== WORK INSTRUCTIONS ==
An exact repetition of the data is required; no picture should appear in it.

★ ★ ★ ★ ★

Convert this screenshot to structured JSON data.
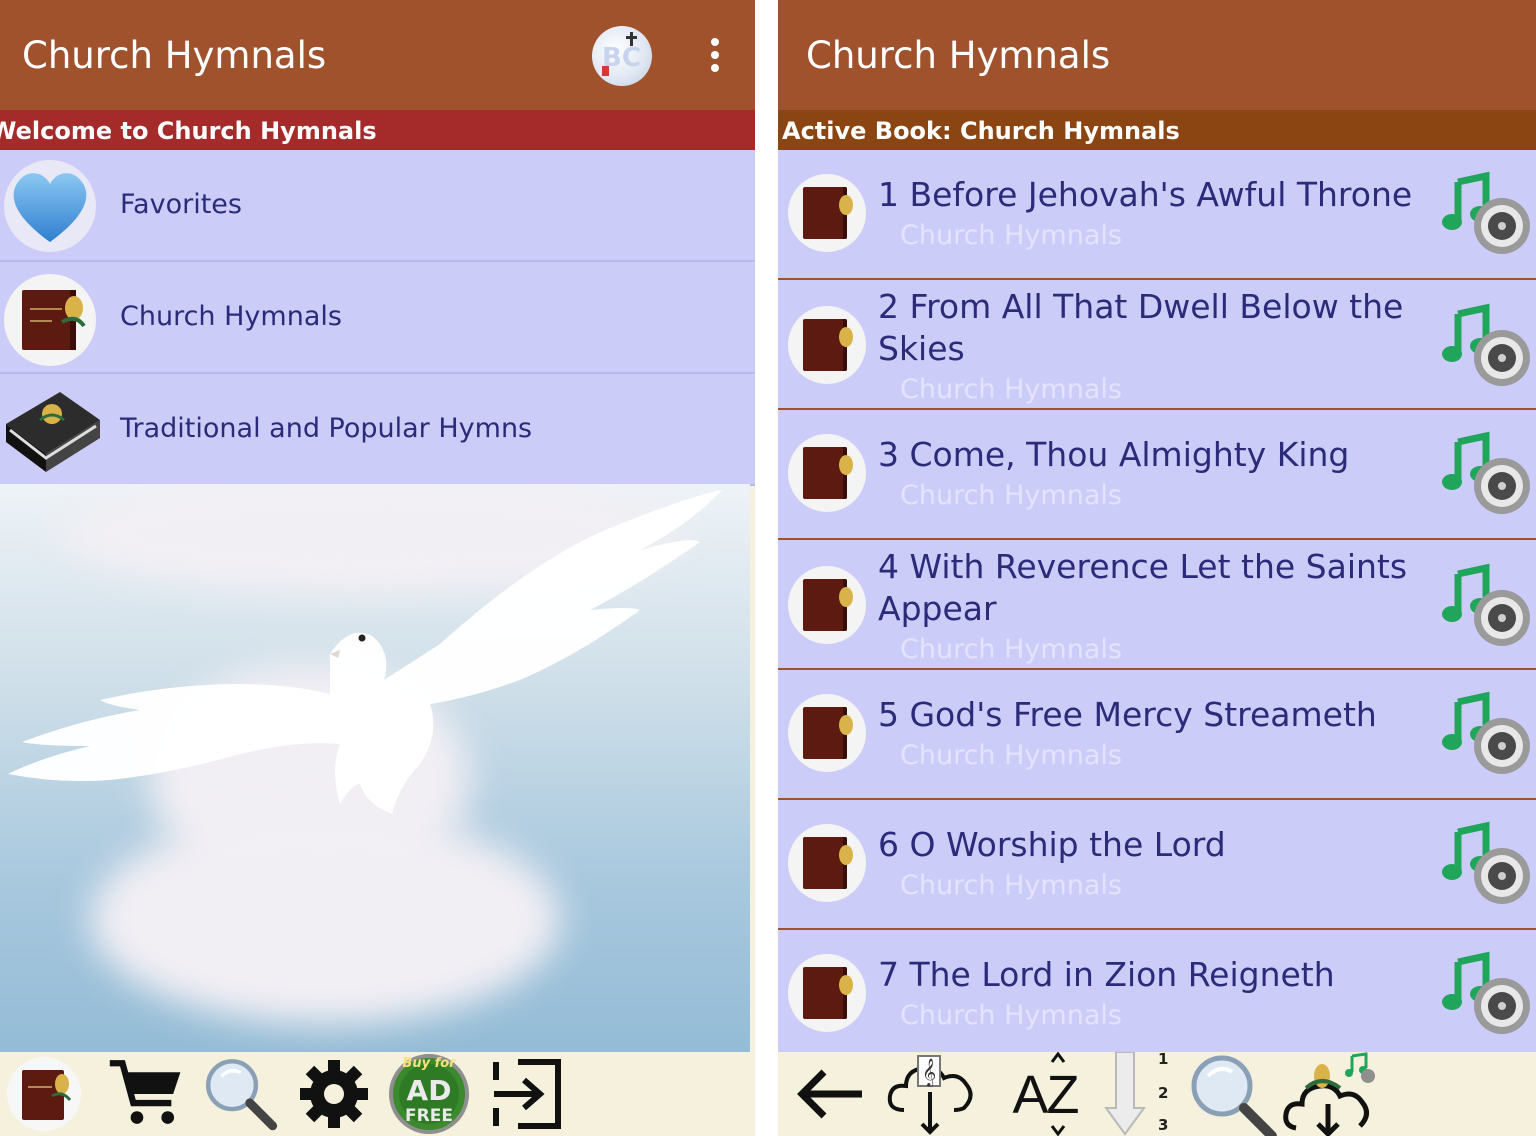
{
  "left": {
    "appbar": {
      "title": "Church Hymnals"
    },
    "banner": "Welcome to Church Hymnals",
    "menu": [
      {
        "label": "Favorites",
        "icon": "heart-icon"
      },
      {
        "label": "Church Hymnals",
        "icon": "hymnal-book-icon"
      },
      {
        "label": "Traditional and Popular Hymns",
        "icon": "black-book-icon"
      }
    ],
    "ad_badge": {
      "top": "Buy for",
      "main": "AD",
      "bottom": "FREE"
    }
  },
  "right": {
    "appbar": {
      "title": "Church Hymnals"
    },
    "banner": "Active Book: Church Hymnals",
    "hymns": [
      {
        "title": "1 Before Jehovah's Awful Throne",
        "book": "Church Hymnals"
      },
      {
        "title": "2 From All That Dwell Below the Skies",
        "book": "Church Hymnals"
      },
      {
        "title": "3 Come, Thou Almighty King",
        "book": "Church Hymnals"
      },
      {
        "title": "4 With Reverence Let the Saints Appear",
        "book": "Church Hymnals"
      },
      {
        "title": "5 God's Free Mercy Streameth",
        "book": "Church Hymnals"
      },
      {
        "title": "6 O Worship the Lord",
        "book": "Church Hymnals"
      },
      {
        "title": "7 The Lord in Zion Reigneth",
        "book": "Church Hymnals"
      }
    ],
    "sort_label": "AZ",
    "number_sort": [
      "1",
      "2",
      "3"
    ]
  },
  "colors": {
    "appbar": "#a0522d",
    "banner_left": "#a52a2a",
    "banner_right": "#8b4513",
    "list_bg": "#ccccf8",
    "item_text": "#2b2b7a"
  }
}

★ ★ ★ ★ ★

== THE ANSWER ==
Convert this screenshot to structured JSON data.
{
  "left": {
    "appbar": {
      "title": "Church Hymnals"
    },
    "banner": "Welcome to Church Hymnals",
    "menu": [
      {
        "label": "Favorites",
        "icon": "heart-icon"
      },
      {
        "label": "Church Hymnals",
        "icon": "hymnal-book-icon"
      },
      {
        "label": "Traditional and Popular Hymns",
        "icon": "black-book-icon"
      }
    ],
    "ad_badge": {
      "top": "Buy for",
      "main": "AD",
      "bottom": "FREE"
    }
  },
  "right": {
    "appbar": {
      "title": "Church Hymnals"
    },
    "banner": "Active Book: Church Hymnals",
    "hymns": [
      {
        "title": "1 Before Jehovah's Awful Throne",
        "book": "Church Hymnals"
      },
      {
        "title": "2 From All That Dwell Below the Skies",
        "book": "Church Hymnals"
      },
      {
        "title": "3 Come, Thou Almighty King",
        "book": "Church Hymnals"
      },
      {
        "title": "4 With Reverence Let the Saints Appear",
        "book": "Church Hymnals"
      },
      {
        "title": "5 God's Free Mercy Streameth",
        "book": "Church Hymnals"
      },
      {
        "title": "6 O Worship the Lord",
        "book": "Church Hymnals"
      },
      {
        "title": "7 The Lord in Zion Reigneth",
        "book": "Church Hymnals"
      }
    ],
    "sort_label": "AZ",
    "number_sort": [
      "1",
      "2",
      "3"
    ]
  },
  "colors": {
    "appbar": "#a0522d",
    "banner_left": "#a52a2a",
    "banner_right": "#8b4513",
    "list_bg": "#ccccf8",
    "item_text": "#2b2b7a"
  }
}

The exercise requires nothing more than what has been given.